So far 2011 has been a successful season. With my elk still waiting for something to be done with it and Travis dropping two animals in the last week, it was time to get the elk boiler set up.
I made a few trips and finally found something big enough to accommodate an elk’s skull. The item was a 100 quart stainless pot from Big Sky Restaurant Supply here in town. Now the amount of water that this would need to boil out an elk was considerable, and I had some questions about the strength of our turkey fryer’s legs. Sure enough I got it set up and one started bending. I made a few trips and got a handful of bricks to give that big boy some better support.

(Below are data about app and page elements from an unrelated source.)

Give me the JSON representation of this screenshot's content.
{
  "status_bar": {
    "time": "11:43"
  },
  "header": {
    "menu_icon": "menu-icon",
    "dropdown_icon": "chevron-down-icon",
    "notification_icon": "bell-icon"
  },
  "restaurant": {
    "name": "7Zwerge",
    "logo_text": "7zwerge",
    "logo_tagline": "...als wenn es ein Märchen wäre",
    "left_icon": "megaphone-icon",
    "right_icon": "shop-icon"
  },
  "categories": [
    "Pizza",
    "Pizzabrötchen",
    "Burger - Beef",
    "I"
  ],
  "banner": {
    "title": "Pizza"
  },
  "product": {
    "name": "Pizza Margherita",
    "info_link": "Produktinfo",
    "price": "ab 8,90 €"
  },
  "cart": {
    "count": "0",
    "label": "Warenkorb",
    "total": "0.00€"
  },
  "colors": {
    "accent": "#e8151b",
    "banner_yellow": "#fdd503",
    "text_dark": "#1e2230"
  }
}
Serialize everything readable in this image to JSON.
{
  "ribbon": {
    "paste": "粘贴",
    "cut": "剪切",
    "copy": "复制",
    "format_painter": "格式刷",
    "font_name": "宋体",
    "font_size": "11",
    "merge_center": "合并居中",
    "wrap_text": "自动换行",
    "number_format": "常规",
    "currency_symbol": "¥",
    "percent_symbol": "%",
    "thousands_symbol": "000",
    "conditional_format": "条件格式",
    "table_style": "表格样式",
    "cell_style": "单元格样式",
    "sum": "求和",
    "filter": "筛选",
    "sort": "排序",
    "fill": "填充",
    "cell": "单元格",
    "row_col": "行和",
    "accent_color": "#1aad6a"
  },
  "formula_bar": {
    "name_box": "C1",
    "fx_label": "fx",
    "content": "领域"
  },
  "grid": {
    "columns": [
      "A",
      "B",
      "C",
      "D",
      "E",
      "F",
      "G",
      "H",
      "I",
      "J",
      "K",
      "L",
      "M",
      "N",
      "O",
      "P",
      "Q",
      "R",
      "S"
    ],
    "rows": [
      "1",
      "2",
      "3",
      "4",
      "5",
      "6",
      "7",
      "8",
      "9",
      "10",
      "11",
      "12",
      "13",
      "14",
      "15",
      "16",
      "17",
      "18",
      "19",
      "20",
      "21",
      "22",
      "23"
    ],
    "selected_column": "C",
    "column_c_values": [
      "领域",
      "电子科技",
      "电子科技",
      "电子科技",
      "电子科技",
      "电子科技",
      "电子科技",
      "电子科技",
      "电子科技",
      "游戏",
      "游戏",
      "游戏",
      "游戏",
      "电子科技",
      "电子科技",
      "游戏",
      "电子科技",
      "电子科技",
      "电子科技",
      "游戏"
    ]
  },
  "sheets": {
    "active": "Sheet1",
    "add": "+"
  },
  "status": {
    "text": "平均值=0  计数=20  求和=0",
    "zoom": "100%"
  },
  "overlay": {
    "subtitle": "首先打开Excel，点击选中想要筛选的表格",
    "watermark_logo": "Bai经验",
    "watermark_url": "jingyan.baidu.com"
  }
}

I finally got my elk in there and got the process rolling. Now it had been about three weeks since I had shot my bull so it was gross to say the least when I pulled it out. Don’t leave it in a bag if it’s going to sit around for longer than a few days otherwise there might be some critters crawling around when you open it. Soon mine was done. Travis got his in there and about 10 hours later it was done also.
If you haven’t European mounted your own game give it a try. It’s very easy to do yourself if you have a free day and are ok with some interesting smells. Basically we slow boil the head with a few tablespoons of dish soap for 6-10 hours, scraping flesh every 45 minutes or so until clean. After that let it dry and whiten with you method of choice. If your on a budget it’s an easy way to save money. Just one head pays for itself. There are tons of online resources and it’s a no brainer to do it yourself. Get it? No-brainer. Ya, stupid I know. If you have questions feel free to contact us. We’d be happy to help you out. Just this morning Travis threw in the last piece to the puzzle, his velvet buck.
Hopefully he can keep the moisture off the velvet. He’s got some pretty decent jimmy rigging going on here. After that we just have to whiten these bad boys up and get em on the wall. This weekend we’ll be back to the field after some more deer.